Provided data below:

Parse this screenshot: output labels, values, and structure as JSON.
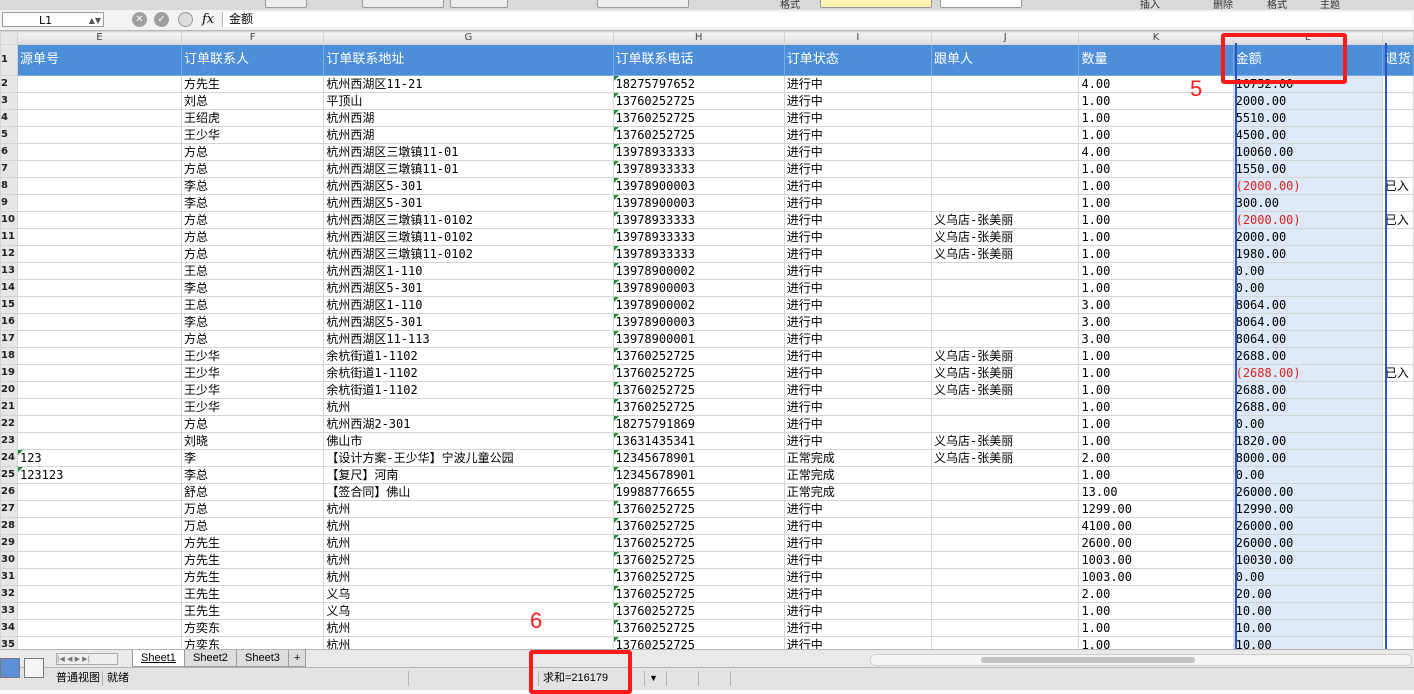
{
  "toolbar": {
    "labels": [
      "格式",
      "插入",
      "删除",
      "格式",
      "主题"
    ]
  },
  "formula_bar": {
    "name_box": "L1",
    "fx_label": "fx",
    "formula_value": "金额",
    "cancel_icon": "cancel-icon",
    "confirm_icon": "confirm-icon"
  },
  "columns": [
    "E",
    "F",
    "G",
    "H",
    "I",
    "J",
    "K",
    "L"
  ],
  "header_row": {
    "row_number": "1",
    "cells": [
      "源单号",
      "订单联系人",
      "订单联系地址",
      "订单联系电话",
      "订单状态",
      "跟单人",
      "数量",
      "金额",
      "退货"
    ]
  },
  "rows": [
    {
      "rn": "2",
      "e": "",
      "f": "方先生",
      "g": "杭州西湖区11-21",
      "h": "18275797652",
      "i": "进行中",
      "j": "",
      "k": "4.00",
      "l": "10752.00",
      "m": ""
    },
    {
      "rn": "3",
      "e": "",
      "f": "刘总",
      "g": "平顶山",
      "h": "13760252725",
      "i": "进行中",
      "j": "",
      "k": "1.00",
      "l": "2000.00",
      "m": ""
    },
    {
      "rn": "4",
      "e": "",
      "f": "王绍虎",
      "g": "杭州西湖",
      "h": "13760252725",
      "i": "进行中",
      "j": "",
      "k": "1.00",
      "l": "5510.00",
      "m": ""
    },
    {
      "rn": "5",
      "e": "",
      "f": "王少华",
      "g": "杭州西湖",
      "h": "13760252725",
      "i": "进行中",
      "j": "",
      "k": "1.00",
      "l": "4500.00",
      "m": ""
    },
    {
      "rn": "6",
      "e": "",
      "f": "方总",
      "g": "杭州西湖区三墩镇11-01",
      "h": "13978933333",
      "i": "进行中",
      "j": "",
      "k": "4.00",
      "l": "10060.00",
      "m": ""
    },
    {
      "rn": "7",
      "e": "",
      "f": "方总",
      "g": "杭州西湖区三墩镇11-01",
      "h": "13978933333",
      "i": "进行中",
      "j": "",
      "k": "1.00",
      "l": "1550.00",
      "m": ""
    },
    {
      "rn": "8",
      "e": "",
      "f": "李总",
      "g": "杭州西湖区5-301",
      "h": "13978900003",
      "i": "进行中",
      "j": "",
      "k": "1.00",
      "l": "(2000.00)",
      "m": "已入"
    },
    {
      "rn": "9",
      "e": "",
      "f": "李总",
      "g": "杭州西湖区5-301",
      "h": "13978900003",
      "i": "进行中",
      "j": "",
      "k": "1.00",
      "l": "300.00",
      "m": ""
    },
    {
      "rn": "10",
      "e": "",
      "f": "方总",
      "g": "杭州西湖区三墩镇11-0102",
      "h": "13978933333",
      "i": "进行中",
      "j": "义乌店-张美丽",
      "k": "1.00",
      "l": "(2000.00)",
      "m": "已入"
    },
    {
      "rn": "11",
      "e": "",
      "f": "方总",
      "g": "杭州西湖区三墩镇11-0102",
      "h": "13978933333",
      "i": "进行中",
      "j": "义乌店-张美丽",
      "k": "1.00",
      "l": "2000.00",
      "m": ""
    },
    {
      "rn": "12",
      "e": "",
      "f": "方总",
      "g": "杭州西湖区三墩镇11-0102",
      "h": "13978933333",
      "i": "进行中",
      "j": "义乌店-张美丽",
      "k": "1.00",
      "l": "1980.00",
      "m": ""
    },
    {
      "rn": "13",
      "e": "",
      "f": "王总",
      "g": "杭州西湖区1-110",
      "h": "13978900002",
      "i": "进行中",
      "j": "",
      "k": "1.00",
      "l": "0.00",
      "m": ""
    },
    {
      "rn": "14",
      "e": "",
      "f": "李总",
      "g": "杭州西湖区5-301",
      "h": "13978900003",
      "i": "进行中",
      "j": "",
      "k": "1.00",
      "l": "0.00",
      "m": ""
    },
    {
      "rn": "15",
      "e": "",
      "f": "王总",
      "g": "杭州西湖区1-110",
      "h": "13978900002",
      "i": "进行中",
      "j": "",
      "k": "3.00",
      "l": "8064.00",
      "m": ""
    },
    {
      "rn": "16",
      "e": "",
      "f": "李总",
      "g": "杭州西湖区5-301",
      "h": "13978900003",
      "i": "进行中",
      "j": "",
      "k": "3.00",
      "l": "8064.00",
      "m": ""
    },
    {
      "rn": "17",
      "e": "",
      "f": "方总",
      "g": "杭州西湖区11-113",
      "h": "13978900001",
      "i": "进行中",
      "j": "",
      "k": "3.00",
      "l": "8064.00",
      "m": ""
    },
    {
      "rn": "18",
      "e": "",
      "f": "王少华",
      "g": "余杭街道1-1102",
      "h": "13760252725",
      "i": "进行中",
      "j": "义乌店-张美丽",
      "k": "1.00",
      "l": "2688.00",
      "m": ""
    },
    {
      "rn": "19",
      "e": "",
      "f": "王少华",
      "g": "余杭街道1-1102",
      "h": "13760252725",
      "i": "进行中",
      "j": "义乌店-张美丽",
      "k": "1.00",
      "l": "(2688.00)",
      "m": "已入"
    },
    {
      "rn": "20",
      "e": "",
      "f": "王少华",
      "g": "余杭街道1-1102",
      "h": "13760252725",
      "i": "进行中",
      "j": "义乌店-张美丽",
      "k": "1.00",
      "l": "2688.00",
      "m": ""
    },
    {
      "rn": "21",
      "e": "",
      "f": "王少华",
      "g": "杭州",
      "h": "13760252725",
      "i": "进行中",
      "j": "",
      "k": "1.00",
      "l": "2688.00",
      "m": ""
    },
    {
      "rn": "22",
      "e": "",
      "f": "方总",
      "g": "杭州西湖2-301",
      "h": "18275791869",
      "i": "进行中",
      "j": "",
      "k": "1.00",
      "l": "0.00",
      "m": ""
    },
    {
      "rn": "23",
      "e": "",
      "f": "刘晓",
      "g": "佛山市",
      "h": "13631435341",
      "i": "进行中",
      "j": "义乌店-张美丽",
      "k": "1.00",
      "l": "1820.00",
      "m": ""
    },
    {
      "rn": "24",
      "e": "123",
      "f": "李",
      "g": "【设计方案-王少华】宁波儿童公园",
      "h": "12345678901",
      "i": "正常完成",
      "j": "义乌店-张美丽",
      "k": "2.00",
      "l": "8000.00",
      "m": ""
    },
    {
      "rn": "25",
      "e": "123123",
      "f": "李总",
      "g": "【复尺】河南",
      "h": "12345678901",
      "i": "正常完成",
      "j": "",
      "k": "1.00",
      "l": "0.00",
      "m": ""
    },
    {
      "rn": "26",
      "e": "",
      "f": "舒总",
      "g": "【签合同】佛山",
      "h": "19988776655",
      "i": "正常完成",
      "j": "",
      "k": "13.00",
      "l": "26000.00",
      "m": ""
    },
    {
      "rn": "27",
      "e": "",
      "f": "万总",
      "g": "杭州",
      "h": "13760252725",
      "i": "进行中",
      "j": "",
      "k": "1299.00",
      "l": "12990.00",
      "m": ""
    },
    {
      "rn": "28",
      "e": "",
      "f": "万总",
      "g": "杭州",
      "h": "13760252725",
      "i": "进行中",
      "j": "",
      "k": "4100.00",
      "l": "26000.00",
      "m": ""
    },
    {
      "rn": "29",
      "e": "",
      "f": "方先生",
      "g": "杭州",
      "h": "13760252725",
      "i": "进行中",
      "j": "",
      "k": "2600.00",
      "l": "26000.00",
      "m": ""
    },
    {
      "rn": "30",
      "e": "",
      "f": "方先生",
      "g": "杭州",
      "h": "13760252725",
      "i": "进行中",
      "j": "",
      "k": "1003.00",
      "l": "10030.00",
      "m": ""
    },
    {
      "rn": "31",
      "e": "",
      "f": "方先生",
      "g": "杭州",
      "h": "13760252725",
      "i": "进行中",
      "j": "",
      "k": "1003.00",
      "l": "0.00",
      "m": ""
    },
    {
      "rn": "32",
      "e": "",
      "f": "王先生",
      "g": "义乌",
      "h": "13760252725",
      "i": "进行中",
      "j": "",
      "k": "2.00",
      "l": "20.00",
      "m": ""
    },
    {
      "rn": "33",
      "e": "",
      "f": "王先生",
      "g": "义乌",
      "h": "13760252725",
      "i": "进行中",
      "j": "",
      "k": "1.00",
      "l": "10.00",
      "m": ""
    },
    {
      "rn": "34",
      "e": "",
      "f": "方奕东",
      "g": "杭州",
      "h": "13760252725",
      "i": "进行中",
      "j": "",
      "k": "1.00",
      "l": "10.00",
      "m": ""
    },
    {
      "rn": "35",
      "e": "",
      "f": "方奕东",
      "g": "杭州",
      "h": "13760252725",
      "i": "进行中",
      "j": "",
      "k": "1.00",
      "l": "10.00",
      "m": ""
    }
  ],
  "annotations": {
    "box1_number": "5",
    "box2_number": "6"
  },
  "sheet_tabs": [
    "Sheet1",
    "Sheet2",
    "Sheet3"
  ],
  "add_sheet_label": "+",
  "statusbar": {
    "view_mode": "普通视图",
    "ready": "就绪",
    "sum": "求和=216179"
  },
  "colors": {
    "header_blue": "#4d8ed8",
    "annotation_red": "#ff1a1a",
    "selection_blue": "#2a55c8",
    "negative_red": "#e02020"
  }
}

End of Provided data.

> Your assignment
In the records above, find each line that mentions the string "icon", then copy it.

> Solution
    "cancel_icon": "cancel-icon",
    "confirm_icon": "confirm-icon"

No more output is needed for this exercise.